[Work item] As you print the data below, keep every line exactly as it is and leave the images behind.

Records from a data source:
==*==

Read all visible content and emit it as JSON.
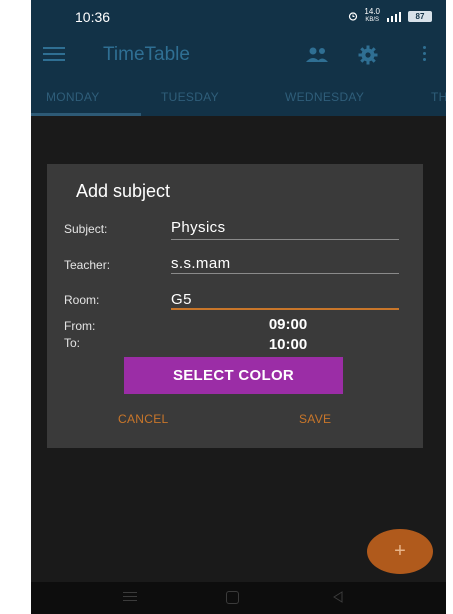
{
  "status_bar": {
    "time": "10:36",
    "net_speed_value": "14.0",
    "net_speed_unit": "KB/S",
    "battery": "87"
  },
  "app_bar": {
    "title": "TimeTable",
    "icons": [
      "menu-icon",
      "people-icon",
      "gear-icon",
      "more-icon"
    ]
  },
  "tabs": [
    {
      "label": "MONDAY",
      "selected": true
    },
    {
      "label": "TUESDAY",
      "selected": false
    },
    {
      "label": "WEDNESDAY",
      "selected": false
    },
    {
      "label": "TH",
      "selected": false
    }
  ],
  "dialog": {
    "title": "Add subject",
    "subject": {
      "label": "Subject:",
      "value": "Physics"
    },
    "teacher": {
      "label": "Teacher:",
      "value": "s.s.mam"
    },
    "room": {
      "label": "Room:",
      "value": "G5"
    },
    "from": {
      "label": "From:",
      "value": "09:00"
    },
    "to": {
      "label": "To:",
      "value": "10:00"
    },
    "select_color_label": "SELECT COLOR",
    "cancel_label": "CANCEL",
    "save_label": "SAVE"
  },
  "fab": {
    "label": "+"
  },
  "colors": {
    "primary_dark": "#123247",
    "accent": "#c8762a",
    "select_color_button": "#9b2da6",
    "dialog_background": "#3a3a3a"
  }
}
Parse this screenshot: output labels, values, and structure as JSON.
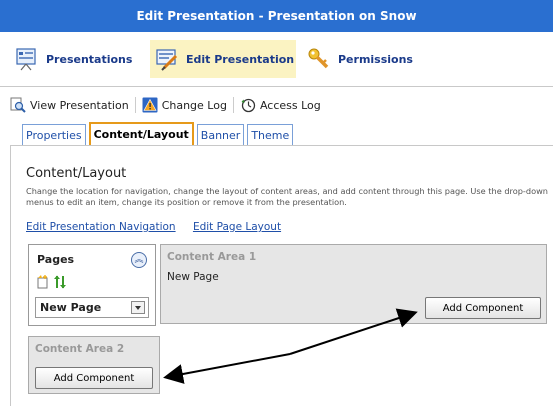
{
  "window": {
    "title": "Edit Presentation - Presentation on Snow"
  },
  "main_tabs": [
    {
      "label": "Presentations",
      "icon": "presentations-icon"
    },
    {
      "label": "Edit Presentation",
      "icon": "edit-presentation-icon",
      "active": true
    },
    {
      "label": "Permissions",
      "icon": "permissions-key-icon"
    }
  ],
  "toolbar": {
    "view": "View Presentation",
    "changelog": "Change Log",
    "access": "Access Log"
  },
  "subtabs": [
    {
      "label": "Properties"
    },
    {
      "label": "Content/Layout",
      "active": true
    },
    {
      "label": "Banner"
    },
    {
      "label": "Theme"
    }
  ],
  "content": {
    "heading": "Content/Layout",
    "description": "Change the location for navigation, change the layout of content areas, and add content through this page. Use the drop-down menus to edit an item, change its position or remove it from the presentation.",
    "link_nav": "Edit Presentation Navigation",
    "link_layout": "Edit Page Layout"
  },
  "pages": {
    "title": "Pages",
    "selected": "New Page"
  },
  "areas": {
    "area1": {
      "title": "Content Area 1",
      "content": "New Page",
      "button": "Add Component"
    },
    "area2": {
      "title": "Content Area 2",
      "button": "Add Component"
    }
  },
  "colors": {
    "titlebar": "#2a6fd0",
    "active_tab_bg": "#fbf3c2",
    "active_subtab_border": "#e69a1a",
    "link": "#1f4fa8"
  }
}
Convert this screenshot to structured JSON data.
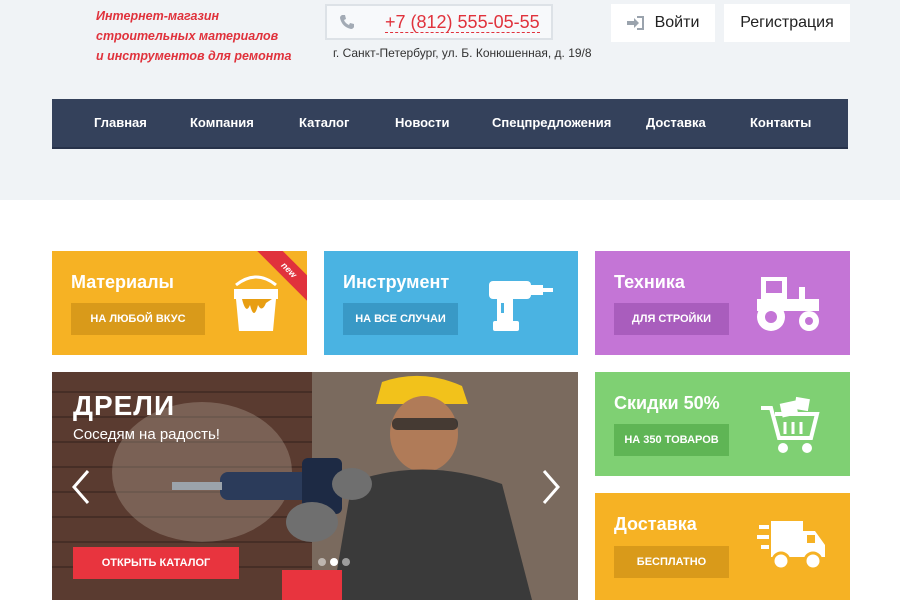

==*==

[Task output]
Read all visible content and emit it as JSON.
{
  "status_bar": {
    "time": "10:36",
    "net_speed_value": "14.0",
    "net_speed_unit": "KB/S",
    "battery": "87"
  },
  "app_bar": {
    "title": "TimeTable",
    "icons": [
      "menu-icon",
      "people-icon",
      "gear-icon",
      "more-icon"
    ]
  },
  "tabs": [
    {
      "label": "MONDAY",
      "selected": true
    },
    {
      "label": "TUESDAY",
      "selected": false
    },
    {
      "label": "WEDNESDAY",
      "selected": false
    },
    {
      "label": "TH",
      "selected": false
    }
  ],
  "dialog": {
    "title": "Add subject",
    "subject": {
      "label": "Subject:",
      "value": "Physics"
    },
    "teacher": {
      "label": "Teacher:",
      "value": "s.s.mam"
    },
    "room": {
      "label": "Room:",
      "value": "G5"
    },
    "from": {
      "label": "From:",
      "value": "09:00"
    },
    "to": {
      "label": "To:",
      "value": "10:00"
    },
    "select_color_label": "SELECT COLOR",
    "cancel_label": "CANCEL",
    "save_label": "SAVE"
  },
  "fab": {
    "label": "+"
  },
  "colors": {
    "primary_dark": "#123247",
    "accent": "#c8762a",
    "select_color_button": "#9b2da6",
    "dialog_background": "#3a3a3a"
  }
}
Parse this screenshot: output labels, values, and structure as JSON.
{
  "window": {
    "title": "Edit Presentation - Presentation on Snow"
  },
  "main_tabs": [
    {
      "label": "Presentations",
      "icon": "presentations-icon"
    },
    {
      "label": "Edit Presentation",
      "icon": "edit-presentation-icon",
      "active": true
    },
    {
      "label": "Permissions",
      "icon": "permissions-key-icon"
    }
  ],
  "toolbar": {
    "view": "View Presentation",
    "changelog": "Change Log",
    "access": "Access Log"
  },
  "subtabs": [
    {
      "label": "Properties"
    },
    {
      "label": "Content/Layout",
      "active": true
    },
    {
      "label": "Banner"
    },
    {
      "label": "Theme"
    }
  ],
  "content": {
    "heading": "Content/Layout",
    "description": "Change the location for navigation, change the layout of content areas, and add content through this page. Use the drop-down menus to edit an item, change its position or remove it from the presentation.",
    "link_nav": "Edit Presentation Navigation",
    "link_layout": "Edit Page Layout"
  },
  "pages": {
    "title": "Pages",
    "selected": "New Page"
  },
  "areas": {
    "area1": {
      "title": "Content Area 1",
      "content": "New Page",
      "button": "Add Component"
    },
    "area2": {
      "title": "Content Area 2",
      "button": "Add Component"
    }
  },
  "colors": {
    "titlebar": "#2a6fd0",
    "active_tab_bg": "#fbf3c2",
    "active_subtab_border": "#e69a1a",
    "link": "#1f4fa8"
  }
}
Convert this screenshot to structured JSON data.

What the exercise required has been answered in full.